Work item: Your reply must consist of the data below, reproduced character for character.

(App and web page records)
⟨
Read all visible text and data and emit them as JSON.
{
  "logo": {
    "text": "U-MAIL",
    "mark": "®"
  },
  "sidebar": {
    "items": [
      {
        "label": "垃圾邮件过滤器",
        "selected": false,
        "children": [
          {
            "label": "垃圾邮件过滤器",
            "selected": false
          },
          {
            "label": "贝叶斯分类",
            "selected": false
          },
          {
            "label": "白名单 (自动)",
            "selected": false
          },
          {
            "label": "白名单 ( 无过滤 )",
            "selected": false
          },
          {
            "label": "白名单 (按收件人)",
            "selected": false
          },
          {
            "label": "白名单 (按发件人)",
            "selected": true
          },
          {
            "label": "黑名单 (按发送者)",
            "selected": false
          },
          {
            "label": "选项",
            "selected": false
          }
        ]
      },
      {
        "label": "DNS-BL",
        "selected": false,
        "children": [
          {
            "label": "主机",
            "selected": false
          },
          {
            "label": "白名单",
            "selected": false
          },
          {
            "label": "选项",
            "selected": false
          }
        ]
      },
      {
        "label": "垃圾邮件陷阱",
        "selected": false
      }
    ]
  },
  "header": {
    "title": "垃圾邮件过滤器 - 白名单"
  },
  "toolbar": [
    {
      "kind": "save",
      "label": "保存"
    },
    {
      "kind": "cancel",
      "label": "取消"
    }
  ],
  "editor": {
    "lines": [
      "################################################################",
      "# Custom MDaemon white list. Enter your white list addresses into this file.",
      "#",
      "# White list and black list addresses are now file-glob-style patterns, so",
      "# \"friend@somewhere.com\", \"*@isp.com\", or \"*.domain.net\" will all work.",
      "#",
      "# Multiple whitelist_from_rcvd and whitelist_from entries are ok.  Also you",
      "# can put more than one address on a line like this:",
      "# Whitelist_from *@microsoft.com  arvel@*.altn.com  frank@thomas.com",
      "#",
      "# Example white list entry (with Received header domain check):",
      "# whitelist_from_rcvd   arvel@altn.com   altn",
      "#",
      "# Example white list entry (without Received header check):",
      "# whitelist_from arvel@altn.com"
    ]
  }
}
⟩
Exercise result:
Read all visible text and data and emit them as JSON.
{
  "logo": {
    "text": "U-MAIL",
    "mark": "®"
  },
  "sidebar": {
    "items": [
      {
        "label": "垃圾邮件过滤器",
        "selected": false,
        "children": [
          {
            "label": "垃圾邮件过滤器",
            "selected": false
          },
          {
            "label": "贝叶斯分类",
            "selected": false
          },
          {
            "label": "白名单 (自动)",
            "selected": false
          },
          {
            "label": "白名单 ( 无过滤 )",
            "selected": false
          },
          {
            "label": "白名单 (按收件人)",
            "selected": false
          },
          {
            "label": "白名单 (按发件人)",
            "selected": true
          },
          {
            "label": "黑名单 (按发送者)",
            "selected": false
          },
          {
            "label": "选项",
            "selected": false
          }
        ]
      },
      {
        "label": "DNS-BL",
        "selected": false,
        "children": [
          {
            "label": "主机",
            "selected": false
          },
          {
            "label": "白名单",
            "selected": false
          },
          {
            "label": "选项",
            "selected": false
          }
        ]
      },
      {
        "label": "垃圾邮件陷阱",
        "selected": false
      }
    ]
  },
  "header": {
    "title": "垃圾邮件过滤器 - 白名单"
  },
  "toolbar": [
    {
      "kind": "save",
      "label": "保存"
    },
    {
      "kind": "cancel",
      "label": "取消"
    }
  ],
  "editor": {
    "lines": [
      "################################################################",
      "# Custom MDaemon white list. Enter your white list addresses into this file.",
      "#",
      "# White list and black list addresses are now file-glob-style patterns, so",
      "# \"friend@somewhere.com\", \"*@isp.com\", or \"*.domain.net\" will all work.",
      "#",
      "# Multiple whitelist_from_rcvd and whitelist_from entries are ok.  Also you",
      "# can put more than one address on a line like this:",
      "# Whitelist_from *@microsoft.com  arvel@*.altn.com  frank@thomas.com",
      "#",
      "# Example white list entry (with Received header domain check):",
      "# whitelist_from_rcvd   arvel@altn.com   altn",
      "#",
      "# Example white list entry (without Received header check):",
      "# whitelist_from arvel@altn.com"
    ]
  }
}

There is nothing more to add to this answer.